__Exercise goal__:
Every line of the listing should be retyped exactly, but none of the pictures should be.

__Extracted entries__:
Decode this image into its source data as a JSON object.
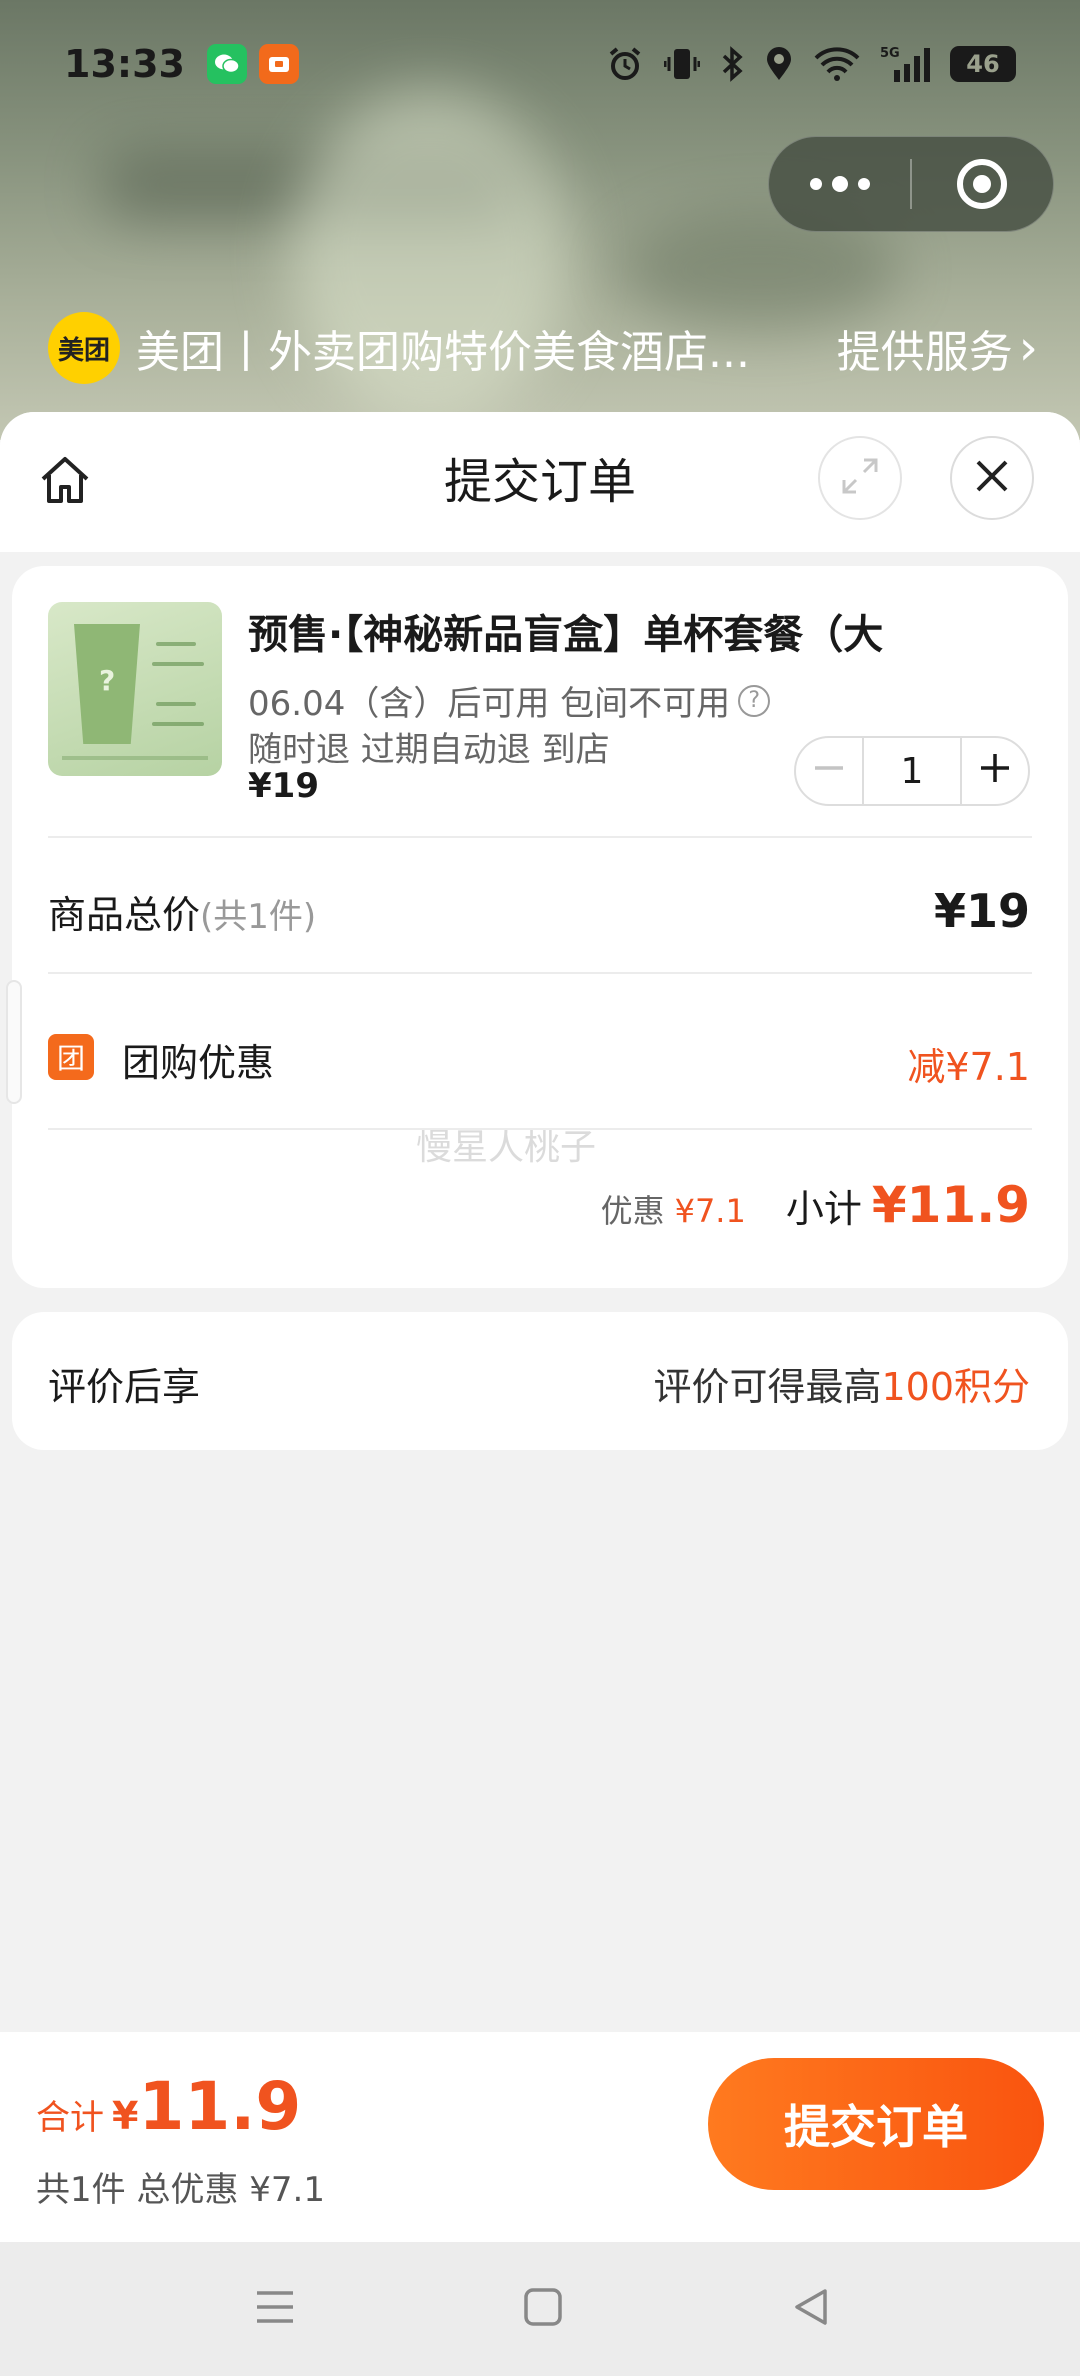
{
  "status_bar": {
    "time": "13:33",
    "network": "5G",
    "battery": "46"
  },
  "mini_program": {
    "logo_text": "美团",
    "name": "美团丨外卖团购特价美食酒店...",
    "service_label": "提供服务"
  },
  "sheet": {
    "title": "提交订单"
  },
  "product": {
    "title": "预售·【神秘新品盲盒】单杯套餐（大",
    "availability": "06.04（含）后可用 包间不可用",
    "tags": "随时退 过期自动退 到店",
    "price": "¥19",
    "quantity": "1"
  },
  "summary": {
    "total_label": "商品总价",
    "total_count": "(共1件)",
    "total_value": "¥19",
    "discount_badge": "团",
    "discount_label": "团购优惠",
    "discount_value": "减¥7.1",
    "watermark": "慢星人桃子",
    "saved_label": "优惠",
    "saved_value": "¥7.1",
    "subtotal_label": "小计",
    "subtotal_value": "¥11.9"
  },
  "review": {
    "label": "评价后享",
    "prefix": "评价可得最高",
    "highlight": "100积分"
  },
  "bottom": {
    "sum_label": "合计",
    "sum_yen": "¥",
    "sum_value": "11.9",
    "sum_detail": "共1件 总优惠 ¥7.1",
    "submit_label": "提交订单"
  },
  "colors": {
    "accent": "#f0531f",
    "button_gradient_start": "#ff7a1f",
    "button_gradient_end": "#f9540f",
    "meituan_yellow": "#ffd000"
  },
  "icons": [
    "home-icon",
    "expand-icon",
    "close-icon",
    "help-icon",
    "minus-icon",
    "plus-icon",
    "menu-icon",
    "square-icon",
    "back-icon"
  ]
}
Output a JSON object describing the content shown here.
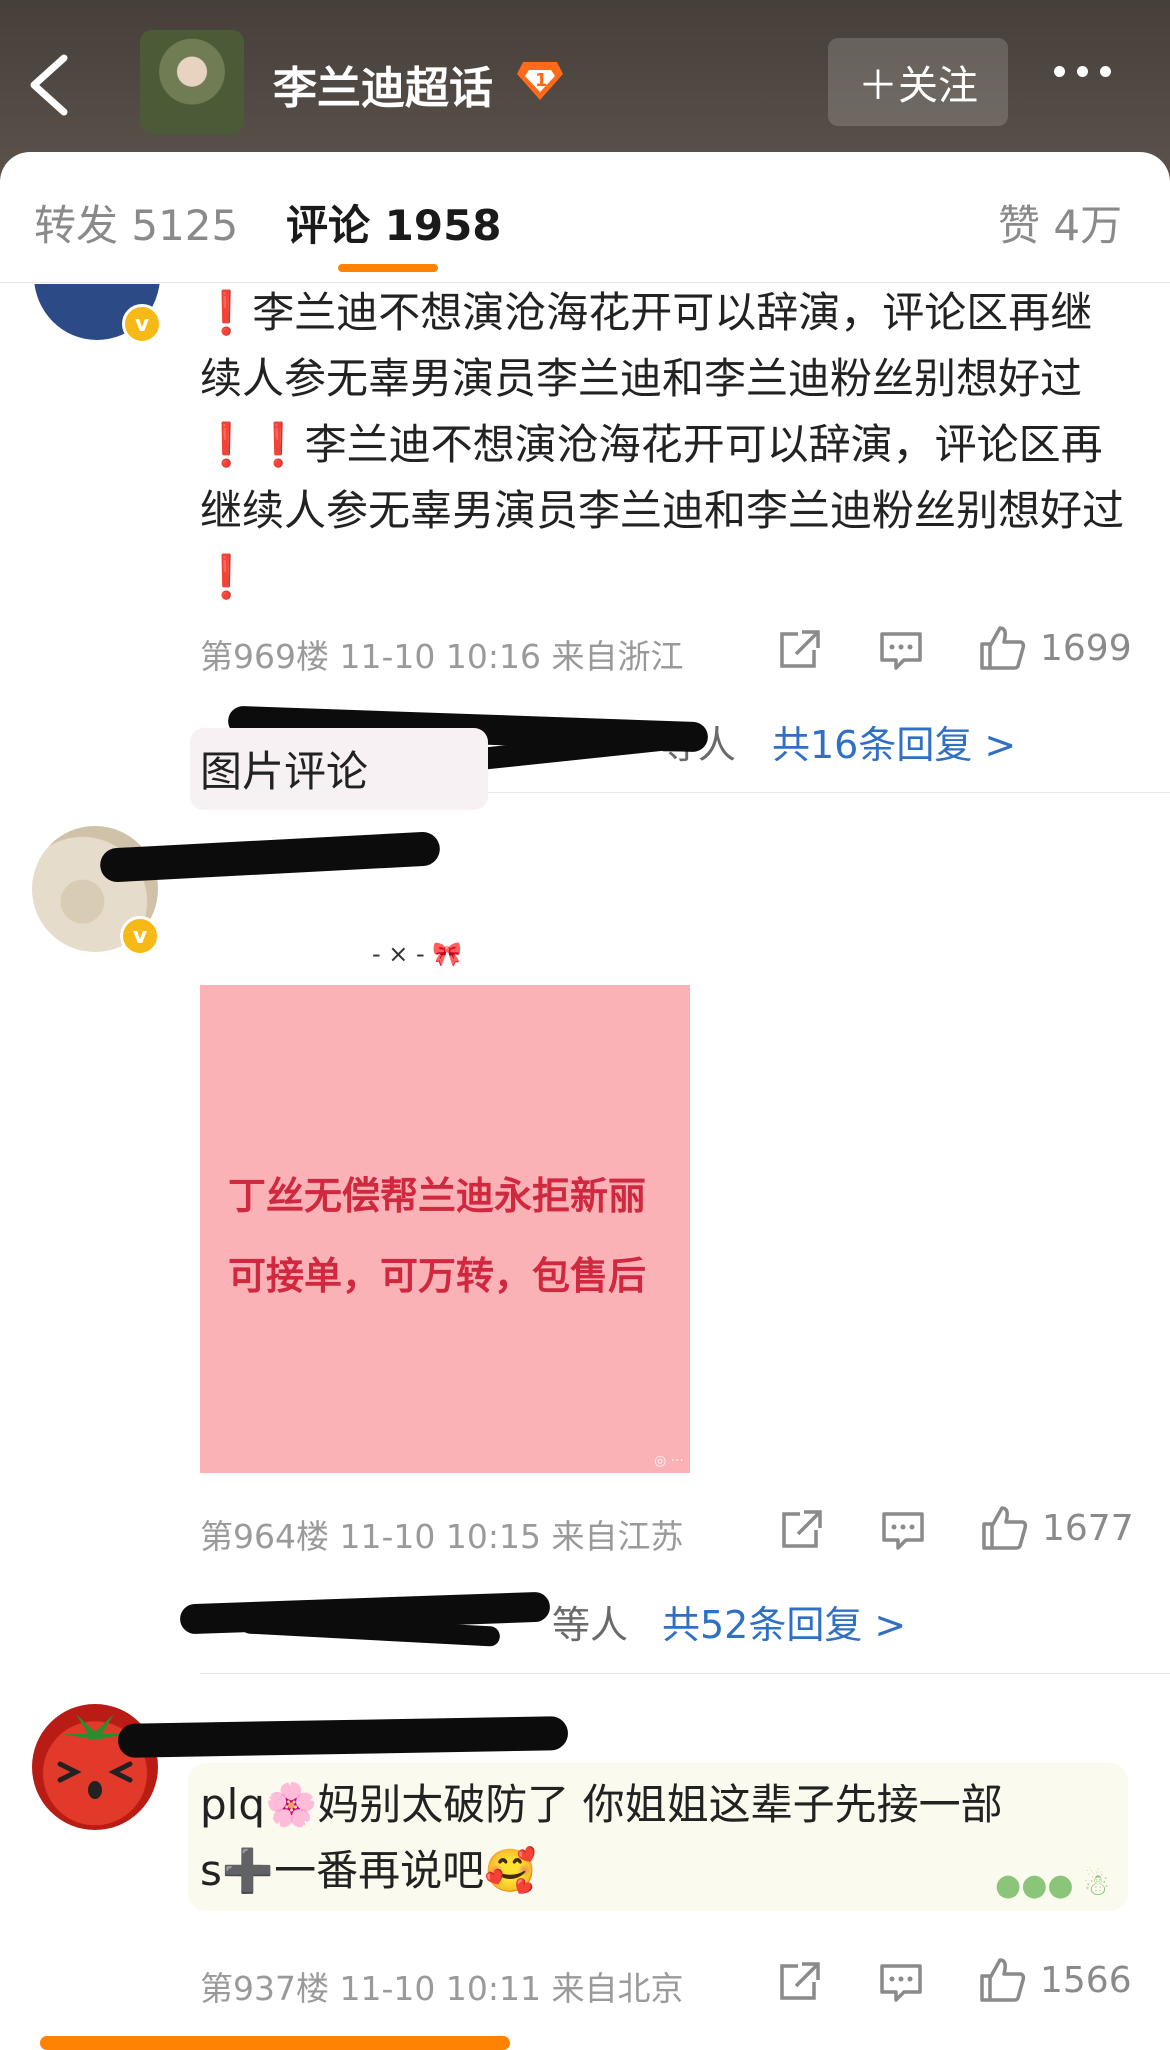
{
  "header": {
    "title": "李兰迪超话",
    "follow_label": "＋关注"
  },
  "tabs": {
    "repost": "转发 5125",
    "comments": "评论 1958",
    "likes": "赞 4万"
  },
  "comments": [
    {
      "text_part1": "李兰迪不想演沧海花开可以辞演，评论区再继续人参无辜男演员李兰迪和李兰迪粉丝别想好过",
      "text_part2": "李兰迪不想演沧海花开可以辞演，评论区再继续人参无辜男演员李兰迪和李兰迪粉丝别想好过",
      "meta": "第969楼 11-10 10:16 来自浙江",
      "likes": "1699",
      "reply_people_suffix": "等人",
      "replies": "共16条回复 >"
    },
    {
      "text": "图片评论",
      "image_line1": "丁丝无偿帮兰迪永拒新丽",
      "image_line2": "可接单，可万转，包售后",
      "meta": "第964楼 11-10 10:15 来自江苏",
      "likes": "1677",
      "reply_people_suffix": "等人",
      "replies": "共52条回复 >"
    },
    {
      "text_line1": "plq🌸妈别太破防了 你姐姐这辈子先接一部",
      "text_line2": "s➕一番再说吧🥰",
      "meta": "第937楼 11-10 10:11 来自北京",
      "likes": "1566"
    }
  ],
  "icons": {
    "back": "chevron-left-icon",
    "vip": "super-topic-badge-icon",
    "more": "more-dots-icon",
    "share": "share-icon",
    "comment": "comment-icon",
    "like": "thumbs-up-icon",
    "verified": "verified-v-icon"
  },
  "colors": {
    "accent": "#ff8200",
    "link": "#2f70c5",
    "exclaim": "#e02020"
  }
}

__Output below__:
Decode this image into its source data as a JSON object.
{
  "status_bar": {
    "time": "13:33",
    "network": "5G",
    "battery": "46"
  },
  "mini_program": {
    "logo_text": "美团",
    "name": "美团丨外卖团购特价美食酒店...",
    "service_label": "提供服务"
  },
  "sheet": {
    "title": "提交订单"
  },
  "product": {
    "title": "预售·【神秘新品盲盒】单杯套餐（大",
    "availability": "06.04（含）后可用 包间不可用",
    "tags": "随时退 过期自动退 到店",
    "price": "¥19",
    "quantity": "1"
  },
  "summary": {
    "total_label": "商品总价",
    "total_count": "(共1件)",
    "total_value": "¥19",
    "discount_badge": "团",
    "discount_label": "团购优惠",
    "discount_value": "减¥7.1",
    "watermark": "慢星人桃子",
    "saved_label": "优惠",
    "saved_value": "¥7.1",
    "subtotal_label": "小计",
    "subtotal_value": "¥11.9"
  },
  "review": {
    "label": "评价后享",
    "prefix": "评价可得最高",
    "highlight": "100积分"
  },
  "bottom": {
    "sum_label": "合计",
    "sum_yen": "¥",
    "sum_value": "11.9",
    "sum_detail": "共1件 总优惠 ¥7.1",
    "submit_label": "提交订单"
  },
  "colors": {
    "accent": "#f0531f",
    "button_gradient_start": "#ff7a1f",
    "button_gradient_end": "#f9540f",
    "meituan_yellow": "#ffd000"
  },
  "icons": [
    "home-icon",
    "expand-icon",
    "close-icon",
    "help-icon",
    "minus-icon",
    "plus-icon",
    "menu-icon",
    "square-icon",
    "back-icon"
  ]
}
Output a JSON object describing the content shown here.
{
  "header": {
    "title": "李兰迪超话",
    "follow_label": "＋关注"
  },
  "tabs": {
    "repost": "转发 5125",
    "comments": "评论 1958",
    "likes": "赞 4万"
  },
  "comments": [
    {
      "text_part1": "李兰迪不想演沧海花开可以辞演，评论区再继续人参无辜男演员李兰迪和李兰迪粉丝别想好过",
      "text_part2": "李兰迪不想演沧海花开可以辞演，评论区再继续人参无辜男演员李兰迪和李兰迪粉丝别想好过",
      "meta": "第969楼 11-10 10:16 来自浙江",
      "likes": "1699",
      "reply_people_suffix": "等人",
      "replies": "共16条回复 >"
    },
    {
      "text": "图片评论",
      "image_line1": "丁丝无偿帮兰迪永拒新丽",
      "image_line2": "可接单，可万转，包售后",
      "meta": "第964楼 11-10 10:15 来自江苏",
      "likes": "1677",
      "reply_people_suffix": "等人",
      "replies": "共52条回复 >"
    },
    {
      "text_line1": "plq🌸妈别太破防了 你姐姐这辈子先接一部",
      "text_line2": "s➕一番再说吧🥰",
      "meta": "第937楼 11-10 10:11 来自北京",
      "likes": "1566"
    }
  ],
  "icons": {
    "back": "chevron-left-icon",
    "vip": "super-topic-badge-icon",
    "more": "more-dots-icon",
    "share": "share-icon",
    "comment": "comment-icon",
    "like": "thumbs-up-icon",
    "verified": "verified-v-icon"
  },
  "colors": {
    "accent": "#ff8200",
    "link": "#2f70c5",
    "exclaim": "#e02020"
  }
}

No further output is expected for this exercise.